■ **Exercise**:
Find every line in the records below that contains "value", and copy it.

Stored entries
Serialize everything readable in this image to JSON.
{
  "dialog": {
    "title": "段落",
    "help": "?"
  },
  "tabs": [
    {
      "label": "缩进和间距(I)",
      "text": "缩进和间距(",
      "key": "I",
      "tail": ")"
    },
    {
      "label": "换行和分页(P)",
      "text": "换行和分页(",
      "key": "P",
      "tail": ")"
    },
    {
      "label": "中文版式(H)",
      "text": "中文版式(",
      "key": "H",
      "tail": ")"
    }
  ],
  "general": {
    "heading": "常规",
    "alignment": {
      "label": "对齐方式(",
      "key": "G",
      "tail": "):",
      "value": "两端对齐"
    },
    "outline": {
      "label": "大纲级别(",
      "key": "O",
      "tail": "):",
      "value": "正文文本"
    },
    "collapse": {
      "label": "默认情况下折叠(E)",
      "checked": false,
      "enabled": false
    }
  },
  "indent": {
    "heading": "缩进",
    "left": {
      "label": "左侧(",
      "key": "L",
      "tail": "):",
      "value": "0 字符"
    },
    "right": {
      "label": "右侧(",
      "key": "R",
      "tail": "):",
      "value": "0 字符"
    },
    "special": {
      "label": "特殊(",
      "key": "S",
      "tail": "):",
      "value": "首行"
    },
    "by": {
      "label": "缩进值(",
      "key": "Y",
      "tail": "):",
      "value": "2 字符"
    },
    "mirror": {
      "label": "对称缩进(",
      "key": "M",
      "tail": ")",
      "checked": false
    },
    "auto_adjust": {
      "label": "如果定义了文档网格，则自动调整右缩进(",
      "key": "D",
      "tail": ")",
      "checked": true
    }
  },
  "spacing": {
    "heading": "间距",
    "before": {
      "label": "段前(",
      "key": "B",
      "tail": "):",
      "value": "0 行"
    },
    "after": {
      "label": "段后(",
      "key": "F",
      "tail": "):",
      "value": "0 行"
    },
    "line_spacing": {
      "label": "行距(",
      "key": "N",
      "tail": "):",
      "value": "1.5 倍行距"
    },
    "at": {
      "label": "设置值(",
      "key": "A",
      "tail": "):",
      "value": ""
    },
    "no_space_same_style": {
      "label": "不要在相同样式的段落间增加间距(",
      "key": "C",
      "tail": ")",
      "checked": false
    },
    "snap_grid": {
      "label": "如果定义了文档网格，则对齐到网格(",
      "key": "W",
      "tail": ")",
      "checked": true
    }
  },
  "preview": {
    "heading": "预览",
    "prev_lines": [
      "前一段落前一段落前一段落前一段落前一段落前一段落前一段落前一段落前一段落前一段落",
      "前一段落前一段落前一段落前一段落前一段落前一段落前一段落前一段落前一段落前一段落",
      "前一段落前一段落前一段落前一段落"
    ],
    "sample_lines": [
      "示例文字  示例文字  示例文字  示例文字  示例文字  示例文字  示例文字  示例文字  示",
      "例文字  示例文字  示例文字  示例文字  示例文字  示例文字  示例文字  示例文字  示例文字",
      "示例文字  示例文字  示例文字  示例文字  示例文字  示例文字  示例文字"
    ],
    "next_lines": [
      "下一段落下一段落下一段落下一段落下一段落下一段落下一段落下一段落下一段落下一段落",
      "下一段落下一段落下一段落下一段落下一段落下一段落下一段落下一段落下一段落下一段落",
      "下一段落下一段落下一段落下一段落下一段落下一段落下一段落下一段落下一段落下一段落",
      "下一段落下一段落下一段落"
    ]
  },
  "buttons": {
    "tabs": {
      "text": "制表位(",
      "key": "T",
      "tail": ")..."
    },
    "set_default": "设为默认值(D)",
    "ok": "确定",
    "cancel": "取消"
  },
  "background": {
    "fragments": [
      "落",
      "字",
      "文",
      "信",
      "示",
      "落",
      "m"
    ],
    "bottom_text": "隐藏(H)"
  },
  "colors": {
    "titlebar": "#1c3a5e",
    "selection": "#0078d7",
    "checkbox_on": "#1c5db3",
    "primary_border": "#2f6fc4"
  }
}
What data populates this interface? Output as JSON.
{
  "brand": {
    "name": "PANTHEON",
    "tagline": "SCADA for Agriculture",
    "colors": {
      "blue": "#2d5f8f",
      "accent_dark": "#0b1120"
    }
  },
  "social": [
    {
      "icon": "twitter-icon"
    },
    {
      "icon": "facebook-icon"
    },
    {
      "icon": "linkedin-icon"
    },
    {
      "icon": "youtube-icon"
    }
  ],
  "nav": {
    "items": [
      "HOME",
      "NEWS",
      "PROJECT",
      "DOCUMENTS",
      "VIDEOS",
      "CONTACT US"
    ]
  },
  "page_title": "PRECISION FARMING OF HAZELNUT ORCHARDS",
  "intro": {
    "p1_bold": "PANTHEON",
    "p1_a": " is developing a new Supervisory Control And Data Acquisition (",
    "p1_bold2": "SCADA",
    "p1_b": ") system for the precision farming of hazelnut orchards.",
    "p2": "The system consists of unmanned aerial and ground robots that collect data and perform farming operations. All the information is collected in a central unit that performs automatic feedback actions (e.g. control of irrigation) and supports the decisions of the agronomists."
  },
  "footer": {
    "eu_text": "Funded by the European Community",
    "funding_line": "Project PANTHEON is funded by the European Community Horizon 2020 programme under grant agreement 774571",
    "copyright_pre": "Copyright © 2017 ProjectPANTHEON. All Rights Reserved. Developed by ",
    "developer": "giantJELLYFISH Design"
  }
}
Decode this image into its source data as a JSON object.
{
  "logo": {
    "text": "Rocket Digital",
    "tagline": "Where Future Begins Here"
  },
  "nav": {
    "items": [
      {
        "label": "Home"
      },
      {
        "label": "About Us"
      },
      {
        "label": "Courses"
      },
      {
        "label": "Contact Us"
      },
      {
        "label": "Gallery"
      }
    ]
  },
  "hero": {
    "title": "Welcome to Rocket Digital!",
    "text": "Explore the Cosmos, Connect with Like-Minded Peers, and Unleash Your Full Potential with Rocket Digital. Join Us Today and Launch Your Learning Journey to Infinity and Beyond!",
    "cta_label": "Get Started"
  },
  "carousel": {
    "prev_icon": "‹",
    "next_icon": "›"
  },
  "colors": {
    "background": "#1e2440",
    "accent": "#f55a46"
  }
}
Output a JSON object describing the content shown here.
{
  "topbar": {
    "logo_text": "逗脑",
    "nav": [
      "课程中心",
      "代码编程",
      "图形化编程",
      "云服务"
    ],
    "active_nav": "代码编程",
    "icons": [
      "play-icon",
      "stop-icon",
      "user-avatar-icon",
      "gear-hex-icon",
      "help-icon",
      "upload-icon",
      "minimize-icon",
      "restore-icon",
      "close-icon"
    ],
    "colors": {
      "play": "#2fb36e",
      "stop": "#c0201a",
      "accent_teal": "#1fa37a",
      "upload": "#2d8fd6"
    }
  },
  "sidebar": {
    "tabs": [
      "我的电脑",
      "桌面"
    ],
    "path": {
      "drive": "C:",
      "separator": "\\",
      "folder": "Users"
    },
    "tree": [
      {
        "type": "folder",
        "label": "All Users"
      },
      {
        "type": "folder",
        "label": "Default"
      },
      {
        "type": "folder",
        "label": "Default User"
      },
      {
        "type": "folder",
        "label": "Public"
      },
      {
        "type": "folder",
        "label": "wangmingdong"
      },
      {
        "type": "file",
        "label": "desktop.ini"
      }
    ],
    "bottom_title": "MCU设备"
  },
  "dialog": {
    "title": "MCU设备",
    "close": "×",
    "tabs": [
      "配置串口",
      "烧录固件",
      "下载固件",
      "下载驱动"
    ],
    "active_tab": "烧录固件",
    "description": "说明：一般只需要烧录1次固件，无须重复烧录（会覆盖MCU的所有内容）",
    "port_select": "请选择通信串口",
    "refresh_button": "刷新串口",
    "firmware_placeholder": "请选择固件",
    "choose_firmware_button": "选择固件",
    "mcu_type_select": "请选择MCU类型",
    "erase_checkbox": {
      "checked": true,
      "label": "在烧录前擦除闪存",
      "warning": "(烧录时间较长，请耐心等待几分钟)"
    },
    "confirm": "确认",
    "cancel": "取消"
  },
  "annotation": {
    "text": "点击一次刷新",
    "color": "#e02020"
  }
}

■ **Answer to this problem**:
      "value": "两端对齐"
      "value": "正文文本"
      "value": "0 字符"
      "value": "0 字符"
      "value": "首行"
      "value": "2 字符"
      "value": "0 行"
      "value": "0 行"
      "value": "1.5 倍行距"
      "value": ""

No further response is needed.